Bull. Torrey Bot. Club 18: 319. 1891.
Shrubs, evergreen, (0.3-)0.5-2 m. Stems usually monomorphic, seldom with short axillary shoots. Bark of 2d-year stems brown or purple, glabrous. Bud scales 3-5 mm, deciduous. Spines absent. Leaves 5-7-foliolate; petioles 0.5-3 cm. Leaflet blades thick and rigid; surfaces abaxially dull, papillose, adaxially dull, glaucous; terminal leaflet stalked, rarely sessile in a few leaves, blades 2.2-8.8 × 1.8-6 cm, 1.2-2 times as long as wide; lateral leaflet blades elliptic to oblong or oblong-ovate, 1-3-veined from base, base obtuse or truncate, margins strongly crispate, toothed, each with 3-8 teeth 2-8 mm tipped with spines to 2-4.8 × 0.4-0.6 mm, apex rounded or obtuse. Inflorescences racemose, dense, 25-50-flowered, 3-7 cm; bracteoles membranous, apex rounded or obtuse. Flowers: anther filaments with distal pair of recurved lateral teeth. Berries dark blue, at least sometimes glaucous, oblong-ovoid, 6-7 mm, juicy, solid. 2n = 28.

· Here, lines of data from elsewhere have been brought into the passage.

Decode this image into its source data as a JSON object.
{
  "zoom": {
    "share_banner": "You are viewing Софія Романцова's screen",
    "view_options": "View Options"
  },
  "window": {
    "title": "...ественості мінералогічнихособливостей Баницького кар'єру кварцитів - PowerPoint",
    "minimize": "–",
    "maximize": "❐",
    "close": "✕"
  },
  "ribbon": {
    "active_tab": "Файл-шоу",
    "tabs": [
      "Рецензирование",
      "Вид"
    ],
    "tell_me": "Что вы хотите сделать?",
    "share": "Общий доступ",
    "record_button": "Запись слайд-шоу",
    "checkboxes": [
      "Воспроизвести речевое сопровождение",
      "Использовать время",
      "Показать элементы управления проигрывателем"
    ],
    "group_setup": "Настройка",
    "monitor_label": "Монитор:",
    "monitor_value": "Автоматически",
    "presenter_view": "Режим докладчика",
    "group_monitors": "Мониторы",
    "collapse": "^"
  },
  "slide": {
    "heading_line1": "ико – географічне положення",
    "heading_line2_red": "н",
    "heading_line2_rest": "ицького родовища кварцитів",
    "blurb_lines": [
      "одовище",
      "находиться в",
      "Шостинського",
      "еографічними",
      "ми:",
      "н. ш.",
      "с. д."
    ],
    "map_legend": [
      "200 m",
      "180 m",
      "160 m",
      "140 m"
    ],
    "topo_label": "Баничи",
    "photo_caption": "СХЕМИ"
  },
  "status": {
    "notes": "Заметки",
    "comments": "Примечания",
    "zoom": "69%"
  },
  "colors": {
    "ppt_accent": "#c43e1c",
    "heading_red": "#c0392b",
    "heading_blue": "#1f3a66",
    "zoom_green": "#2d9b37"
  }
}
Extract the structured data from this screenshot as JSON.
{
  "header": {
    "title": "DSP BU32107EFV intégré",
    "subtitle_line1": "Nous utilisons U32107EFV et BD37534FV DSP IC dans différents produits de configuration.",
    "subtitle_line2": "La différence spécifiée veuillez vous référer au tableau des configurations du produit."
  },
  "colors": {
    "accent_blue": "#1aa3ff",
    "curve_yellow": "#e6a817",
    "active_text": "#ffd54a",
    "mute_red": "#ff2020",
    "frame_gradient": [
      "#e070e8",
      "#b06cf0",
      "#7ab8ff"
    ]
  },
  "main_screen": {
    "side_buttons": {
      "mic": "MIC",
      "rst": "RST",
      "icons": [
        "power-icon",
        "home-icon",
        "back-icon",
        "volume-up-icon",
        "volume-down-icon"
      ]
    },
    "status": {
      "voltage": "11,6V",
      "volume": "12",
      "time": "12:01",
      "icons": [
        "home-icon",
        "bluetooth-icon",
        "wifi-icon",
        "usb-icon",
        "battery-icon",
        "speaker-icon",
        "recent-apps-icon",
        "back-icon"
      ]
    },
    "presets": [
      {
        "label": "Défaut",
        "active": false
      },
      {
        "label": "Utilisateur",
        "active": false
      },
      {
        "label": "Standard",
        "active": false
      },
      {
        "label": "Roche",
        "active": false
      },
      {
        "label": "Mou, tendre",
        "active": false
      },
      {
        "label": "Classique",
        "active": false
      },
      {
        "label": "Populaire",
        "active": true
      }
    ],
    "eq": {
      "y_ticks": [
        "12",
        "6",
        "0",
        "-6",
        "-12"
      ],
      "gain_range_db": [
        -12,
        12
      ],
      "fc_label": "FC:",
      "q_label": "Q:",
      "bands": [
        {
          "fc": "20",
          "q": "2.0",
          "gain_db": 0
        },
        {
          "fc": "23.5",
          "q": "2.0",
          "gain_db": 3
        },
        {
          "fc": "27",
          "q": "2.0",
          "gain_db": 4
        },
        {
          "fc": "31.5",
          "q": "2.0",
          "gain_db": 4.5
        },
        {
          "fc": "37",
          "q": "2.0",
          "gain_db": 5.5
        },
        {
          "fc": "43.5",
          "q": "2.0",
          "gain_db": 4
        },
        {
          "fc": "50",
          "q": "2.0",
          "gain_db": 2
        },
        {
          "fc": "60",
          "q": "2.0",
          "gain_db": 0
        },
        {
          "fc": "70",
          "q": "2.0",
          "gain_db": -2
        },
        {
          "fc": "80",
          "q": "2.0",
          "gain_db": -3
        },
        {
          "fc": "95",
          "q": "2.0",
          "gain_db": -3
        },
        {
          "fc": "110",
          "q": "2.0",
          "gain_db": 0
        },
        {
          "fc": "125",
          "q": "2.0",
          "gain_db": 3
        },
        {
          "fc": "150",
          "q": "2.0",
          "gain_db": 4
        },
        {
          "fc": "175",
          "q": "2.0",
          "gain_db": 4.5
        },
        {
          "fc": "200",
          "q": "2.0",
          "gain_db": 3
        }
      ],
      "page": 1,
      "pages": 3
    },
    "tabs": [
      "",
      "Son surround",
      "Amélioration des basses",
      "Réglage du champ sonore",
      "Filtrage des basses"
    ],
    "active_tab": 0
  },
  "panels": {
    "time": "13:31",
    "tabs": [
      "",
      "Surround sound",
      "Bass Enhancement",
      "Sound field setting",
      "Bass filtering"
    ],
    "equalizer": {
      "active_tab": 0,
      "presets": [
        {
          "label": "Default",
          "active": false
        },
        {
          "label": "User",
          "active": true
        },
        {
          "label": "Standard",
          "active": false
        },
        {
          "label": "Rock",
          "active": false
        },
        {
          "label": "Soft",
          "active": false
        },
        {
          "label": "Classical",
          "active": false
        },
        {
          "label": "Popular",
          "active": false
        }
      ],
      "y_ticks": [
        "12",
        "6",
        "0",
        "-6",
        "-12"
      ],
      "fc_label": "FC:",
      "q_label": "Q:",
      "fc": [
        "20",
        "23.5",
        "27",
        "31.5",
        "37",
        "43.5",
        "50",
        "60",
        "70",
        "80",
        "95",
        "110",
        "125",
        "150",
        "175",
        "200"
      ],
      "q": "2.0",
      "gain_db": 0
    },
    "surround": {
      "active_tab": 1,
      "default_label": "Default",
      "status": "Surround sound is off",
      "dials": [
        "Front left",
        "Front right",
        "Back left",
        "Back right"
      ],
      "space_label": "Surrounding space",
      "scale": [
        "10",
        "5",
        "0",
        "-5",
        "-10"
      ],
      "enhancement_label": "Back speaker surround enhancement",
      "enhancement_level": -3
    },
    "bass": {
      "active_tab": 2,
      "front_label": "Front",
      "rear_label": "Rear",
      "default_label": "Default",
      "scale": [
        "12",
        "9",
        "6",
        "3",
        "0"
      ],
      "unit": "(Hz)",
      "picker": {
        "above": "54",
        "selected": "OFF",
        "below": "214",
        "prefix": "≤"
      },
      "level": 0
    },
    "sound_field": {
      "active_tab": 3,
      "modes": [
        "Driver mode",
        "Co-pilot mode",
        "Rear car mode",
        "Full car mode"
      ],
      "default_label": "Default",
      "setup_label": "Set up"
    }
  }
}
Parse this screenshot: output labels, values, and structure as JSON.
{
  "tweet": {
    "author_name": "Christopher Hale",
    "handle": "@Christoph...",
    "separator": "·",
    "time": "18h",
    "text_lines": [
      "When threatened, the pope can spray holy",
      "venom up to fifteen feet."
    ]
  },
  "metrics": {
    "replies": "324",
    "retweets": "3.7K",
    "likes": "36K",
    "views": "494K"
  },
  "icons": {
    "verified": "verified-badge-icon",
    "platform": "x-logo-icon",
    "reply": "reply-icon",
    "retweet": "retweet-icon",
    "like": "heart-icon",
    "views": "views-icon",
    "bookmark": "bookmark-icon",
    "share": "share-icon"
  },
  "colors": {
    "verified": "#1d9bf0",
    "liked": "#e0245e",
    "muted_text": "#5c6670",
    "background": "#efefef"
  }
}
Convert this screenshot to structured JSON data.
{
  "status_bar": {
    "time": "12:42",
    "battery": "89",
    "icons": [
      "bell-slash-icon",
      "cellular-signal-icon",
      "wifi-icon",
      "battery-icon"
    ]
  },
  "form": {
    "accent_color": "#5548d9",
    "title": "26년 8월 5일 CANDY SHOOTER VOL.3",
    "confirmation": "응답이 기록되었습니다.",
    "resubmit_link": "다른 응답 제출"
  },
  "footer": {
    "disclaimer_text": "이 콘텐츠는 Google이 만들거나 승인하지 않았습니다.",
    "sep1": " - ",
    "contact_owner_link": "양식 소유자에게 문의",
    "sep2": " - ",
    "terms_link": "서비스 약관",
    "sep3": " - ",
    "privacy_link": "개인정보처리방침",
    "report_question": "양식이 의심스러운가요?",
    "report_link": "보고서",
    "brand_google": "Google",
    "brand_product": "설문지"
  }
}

Phenology: Flowering winter–spring (Mar–Apr).
Habitat: Dry rocky places in chaparral and open woodland
Elevation: 600-1800 m
Berberis dictyota, B. amplectens, B. pumila, and B. wilcoxii are very similar, and the characters that separate them (height, glossiness and crispation of leaflets, and size and number of marginal teeth) are rather variable within the species. Berberis piperiana also belongs to this group, although it is usually more distinct because of its thinner leaflets with more slender, more numerous marginal spines.
Berberis dictyota is resistant to infection by Puccinia graminis.
Medicinally, the Kawaiisu used a decoction of the root of Berberis dictyota to treat gonorrhea (D. E. Moermann 1986).